### The data
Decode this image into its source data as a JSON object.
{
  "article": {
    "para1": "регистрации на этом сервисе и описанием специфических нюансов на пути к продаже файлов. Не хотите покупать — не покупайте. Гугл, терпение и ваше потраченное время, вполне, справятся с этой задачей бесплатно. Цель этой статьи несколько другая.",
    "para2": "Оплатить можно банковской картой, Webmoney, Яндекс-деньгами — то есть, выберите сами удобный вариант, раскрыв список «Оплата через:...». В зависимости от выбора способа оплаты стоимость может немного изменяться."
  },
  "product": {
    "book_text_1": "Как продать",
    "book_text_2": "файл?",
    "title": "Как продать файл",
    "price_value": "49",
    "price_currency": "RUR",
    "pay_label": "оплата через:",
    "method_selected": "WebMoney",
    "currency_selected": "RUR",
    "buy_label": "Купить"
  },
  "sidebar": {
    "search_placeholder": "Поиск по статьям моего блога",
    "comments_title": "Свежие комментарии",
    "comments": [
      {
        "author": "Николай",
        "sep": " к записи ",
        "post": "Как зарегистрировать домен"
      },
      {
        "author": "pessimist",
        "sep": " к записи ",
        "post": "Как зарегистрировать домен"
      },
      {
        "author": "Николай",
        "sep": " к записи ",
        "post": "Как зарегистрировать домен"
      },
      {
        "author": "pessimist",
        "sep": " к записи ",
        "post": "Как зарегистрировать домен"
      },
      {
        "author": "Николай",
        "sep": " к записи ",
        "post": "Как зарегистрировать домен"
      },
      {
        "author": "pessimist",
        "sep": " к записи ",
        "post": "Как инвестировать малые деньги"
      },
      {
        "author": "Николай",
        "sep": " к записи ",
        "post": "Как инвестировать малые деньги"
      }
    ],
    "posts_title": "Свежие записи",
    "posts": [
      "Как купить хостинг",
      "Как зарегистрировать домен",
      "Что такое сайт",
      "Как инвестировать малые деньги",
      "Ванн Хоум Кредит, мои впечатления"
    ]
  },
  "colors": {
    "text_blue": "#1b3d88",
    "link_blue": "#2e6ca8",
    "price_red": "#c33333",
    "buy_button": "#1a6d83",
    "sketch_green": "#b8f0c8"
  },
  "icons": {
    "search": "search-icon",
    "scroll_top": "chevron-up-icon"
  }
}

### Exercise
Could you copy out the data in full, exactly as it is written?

### Result
Decode this image into its source data as a JSON object.
{
  "article": {
    "para1": "регистрации на этом сервисе и описанием специфических нюансов на пути к продаже файлов. Не хотите покупать — не покупайте. Гугл, терпение и ваше потраченное время, вполне, справятся с этой задачей бесплатно. Цель этой статьи несколько другая.",
    "para2": "Оплатить можно банковской картой, Webmoney, Яндекс-деньгами — то есть, выберите сами удобный вариант, раскрыв список «Оплата через:...». В зависимости от выбора способа оплаты стоимость может немного изменяться."
  },
  "product": {
    "book_text_1": "Как продать",
    "book_text_2": "файл?",
    "title": "Как продать файл",
    "price_value": "49",
    "price_currency": "RUR",
    "pay_label": "оплата через:",
    "method_selected": "WebMoney",
    "currency_selected": "RUR",
    "buy_label": "Купить"
  },
  "sidebar": {
    "search_placeholder": "Поиск по статьям моего блога",
    "comments_title": "Свежие комментарии",
    "comments": [
      {
        "author": "Николай",
        "sep": " к записи ",
        "post": "Как зарегистрировать домен"
      },
      {
        "author": "pessimist",
        "sep": " к записи ",
        "post": "Как зарегистрировать домен"
      },
      {
        "author": "Николай",
        "sep": " к записи ",
        "post": "Как зарегистрировать домен"
      },
      {
        "author": "pessimist",
        "sep": " к записи ",
        "post": "Как зарегистрировать домен"
      },
      {
        "author": "Николай",
        "sep": " к записи ",
        "post": "Как зарегистрировать домен"
      },
      {
        "author": "pessimist",
        "sep": " к записи ",
        "post": "Как инвестировать малые деньги"
      },
      {
        "author": "Николай",
        "sep": " к записи ",
        "post": "Как инвестировать малые деньги"
      }
    ],
    "posts_title": "Свежие записи",
    "posts": [
      "Как купить хостинг",
      "Как зарегистрировать домен",
      "Что такое сайт",
      "Как инвестировать малые деньги",
      "Ванн Хоум Кредит, мои впечатления"
    ]
  },
  "colors": {
    "text_blue": "#1b3d88",
    "link_blue": "#2e6ca8",
    "price_red": "#c33333",
    "buy_button": "#1a6d83",
    "sketch_green": "#b8f0c8"
  },
  "icons": {
    "search": "search-icon",
    "scroll_top": "chevron-up-icon"
  }
}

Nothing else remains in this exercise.